Each line of the records below that holds "text" should be returned.

*** Begin section ***

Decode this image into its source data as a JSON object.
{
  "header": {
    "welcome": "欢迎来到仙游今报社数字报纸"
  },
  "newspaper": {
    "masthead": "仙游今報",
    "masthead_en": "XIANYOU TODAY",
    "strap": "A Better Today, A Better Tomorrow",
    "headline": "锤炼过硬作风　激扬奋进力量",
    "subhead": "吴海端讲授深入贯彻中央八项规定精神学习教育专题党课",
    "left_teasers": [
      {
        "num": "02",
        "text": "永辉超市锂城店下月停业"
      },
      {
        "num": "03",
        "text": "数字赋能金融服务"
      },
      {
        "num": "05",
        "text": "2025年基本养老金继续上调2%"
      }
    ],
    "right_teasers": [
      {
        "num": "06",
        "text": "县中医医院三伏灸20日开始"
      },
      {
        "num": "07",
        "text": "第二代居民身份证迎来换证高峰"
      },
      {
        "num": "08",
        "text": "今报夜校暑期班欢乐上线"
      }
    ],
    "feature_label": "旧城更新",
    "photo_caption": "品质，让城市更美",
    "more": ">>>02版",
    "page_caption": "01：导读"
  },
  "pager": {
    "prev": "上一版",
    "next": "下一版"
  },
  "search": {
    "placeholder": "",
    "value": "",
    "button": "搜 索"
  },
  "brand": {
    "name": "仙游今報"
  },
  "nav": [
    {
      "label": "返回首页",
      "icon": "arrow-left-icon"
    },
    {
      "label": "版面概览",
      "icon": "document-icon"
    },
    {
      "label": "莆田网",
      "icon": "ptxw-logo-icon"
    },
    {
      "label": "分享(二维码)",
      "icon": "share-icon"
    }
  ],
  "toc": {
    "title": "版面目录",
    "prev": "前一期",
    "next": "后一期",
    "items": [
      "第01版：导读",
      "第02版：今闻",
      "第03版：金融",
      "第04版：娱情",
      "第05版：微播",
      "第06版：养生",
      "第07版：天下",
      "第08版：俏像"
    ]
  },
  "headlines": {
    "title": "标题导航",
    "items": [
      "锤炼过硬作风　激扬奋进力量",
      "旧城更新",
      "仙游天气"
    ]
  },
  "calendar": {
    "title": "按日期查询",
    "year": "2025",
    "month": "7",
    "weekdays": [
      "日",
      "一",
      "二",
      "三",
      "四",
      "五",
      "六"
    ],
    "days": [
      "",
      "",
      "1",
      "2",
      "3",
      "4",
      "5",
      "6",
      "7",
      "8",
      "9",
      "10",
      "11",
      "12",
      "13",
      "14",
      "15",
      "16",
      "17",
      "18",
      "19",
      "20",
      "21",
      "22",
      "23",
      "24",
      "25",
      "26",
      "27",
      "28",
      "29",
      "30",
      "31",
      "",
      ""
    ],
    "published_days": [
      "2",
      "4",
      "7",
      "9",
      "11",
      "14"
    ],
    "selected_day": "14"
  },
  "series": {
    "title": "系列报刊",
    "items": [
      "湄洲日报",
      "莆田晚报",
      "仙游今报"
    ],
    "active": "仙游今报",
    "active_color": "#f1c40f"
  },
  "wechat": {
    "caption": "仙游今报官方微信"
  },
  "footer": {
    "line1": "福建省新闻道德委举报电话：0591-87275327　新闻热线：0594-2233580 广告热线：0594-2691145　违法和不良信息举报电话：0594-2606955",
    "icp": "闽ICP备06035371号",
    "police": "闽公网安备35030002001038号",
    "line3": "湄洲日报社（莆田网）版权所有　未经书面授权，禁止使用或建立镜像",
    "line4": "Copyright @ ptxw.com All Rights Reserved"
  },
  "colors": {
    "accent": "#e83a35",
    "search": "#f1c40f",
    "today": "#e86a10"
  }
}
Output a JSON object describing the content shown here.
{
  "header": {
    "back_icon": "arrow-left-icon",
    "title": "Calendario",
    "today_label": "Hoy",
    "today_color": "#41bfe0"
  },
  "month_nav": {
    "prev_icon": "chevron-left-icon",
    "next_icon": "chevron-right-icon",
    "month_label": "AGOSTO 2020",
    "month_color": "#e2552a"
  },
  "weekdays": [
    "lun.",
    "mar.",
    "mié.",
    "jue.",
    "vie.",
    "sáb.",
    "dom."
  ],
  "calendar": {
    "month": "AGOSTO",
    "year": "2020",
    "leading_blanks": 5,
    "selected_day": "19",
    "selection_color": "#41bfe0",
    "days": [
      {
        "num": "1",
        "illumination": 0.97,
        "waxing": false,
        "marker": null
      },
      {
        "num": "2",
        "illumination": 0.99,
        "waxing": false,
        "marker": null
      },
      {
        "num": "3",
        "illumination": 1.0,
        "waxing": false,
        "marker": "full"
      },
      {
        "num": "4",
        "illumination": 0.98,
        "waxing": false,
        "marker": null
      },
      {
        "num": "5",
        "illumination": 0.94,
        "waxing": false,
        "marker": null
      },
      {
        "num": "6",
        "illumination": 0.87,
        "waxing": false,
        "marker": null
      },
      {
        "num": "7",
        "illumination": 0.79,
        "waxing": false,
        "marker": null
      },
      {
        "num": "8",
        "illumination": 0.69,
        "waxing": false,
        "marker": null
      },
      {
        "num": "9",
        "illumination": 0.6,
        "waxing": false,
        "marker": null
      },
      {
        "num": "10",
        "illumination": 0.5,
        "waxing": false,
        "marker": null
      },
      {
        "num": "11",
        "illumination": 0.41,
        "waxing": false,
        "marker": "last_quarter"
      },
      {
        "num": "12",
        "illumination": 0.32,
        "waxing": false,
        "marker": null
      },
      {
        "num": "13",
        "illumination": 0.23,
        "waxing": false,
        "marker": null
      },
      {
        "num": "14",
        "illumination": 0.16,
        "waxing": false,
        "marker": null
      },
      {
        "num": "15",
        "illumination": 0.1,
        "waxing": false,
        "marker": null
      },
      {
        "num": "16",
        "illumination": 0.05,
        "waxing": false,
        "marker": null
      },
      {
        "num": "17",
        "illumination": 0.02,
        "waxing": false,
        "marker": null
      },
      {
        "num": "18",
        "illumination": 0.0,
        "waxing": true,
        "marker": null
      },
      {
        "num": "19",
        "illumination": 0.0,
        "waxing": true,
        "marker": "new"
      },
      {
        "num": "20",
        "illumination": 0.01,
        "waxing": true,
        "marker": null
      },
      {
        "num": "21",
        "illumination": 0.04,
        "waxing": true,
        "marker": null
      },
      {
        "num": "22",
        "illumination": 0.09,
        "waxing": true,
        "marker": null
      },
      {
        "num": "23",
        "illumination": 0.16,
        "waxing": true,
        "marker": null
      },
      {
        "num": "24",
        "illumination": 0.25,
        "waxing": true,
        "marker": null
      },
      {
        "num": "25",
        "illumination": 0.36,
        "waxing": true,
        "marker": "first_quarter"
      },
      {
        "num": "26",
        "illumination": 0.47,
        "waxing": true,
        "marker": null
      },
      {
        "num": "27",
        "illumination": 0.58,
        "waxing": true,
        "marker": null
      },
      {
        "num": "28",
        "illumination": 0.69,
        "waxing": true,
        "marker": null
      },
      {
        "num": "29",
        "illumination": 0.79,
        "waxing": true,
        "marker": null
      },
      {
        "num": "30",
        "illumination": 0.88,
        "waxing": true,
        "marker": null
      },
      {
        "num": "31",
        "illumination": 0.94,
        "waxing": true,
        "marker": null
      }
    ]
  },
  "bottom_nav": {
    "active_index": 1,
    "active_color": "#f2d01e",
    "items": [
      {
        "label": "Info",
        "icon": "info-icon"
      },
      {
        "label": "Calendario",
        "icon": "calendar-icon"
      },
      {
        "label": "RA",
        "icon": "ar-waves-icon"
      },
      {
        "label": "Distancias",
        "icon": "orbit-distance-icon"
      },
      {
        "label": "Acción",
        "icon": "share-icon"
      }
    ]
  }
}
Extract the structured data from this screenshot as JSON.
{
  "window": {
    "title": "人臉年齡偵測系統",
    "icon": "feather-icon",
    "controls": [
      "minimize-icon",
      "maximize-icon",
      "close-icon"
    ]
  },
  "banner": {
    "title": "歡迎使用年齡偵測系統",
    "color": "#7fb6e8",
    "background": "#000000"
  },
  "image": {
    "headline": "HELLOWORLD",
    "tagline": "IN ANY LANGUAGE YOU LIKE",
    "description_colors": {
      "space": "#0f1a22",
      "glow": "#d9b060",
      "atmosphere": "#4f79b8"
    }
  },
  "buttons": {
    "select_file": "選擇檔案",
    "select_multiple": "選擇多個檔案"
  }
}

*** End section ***

■ Exercise output ■
        "text": "永辉超市锂城店下月停业"
        "text": "数字赋能金融服务"
        "text": "2025年基本养老金继续上调2%"
        "text": "县中医医院三伏灸20日开始"
        "text": "第二代居民身份证迎来换证高峰"
        "text": "今报夜校暑期班欢乐上线"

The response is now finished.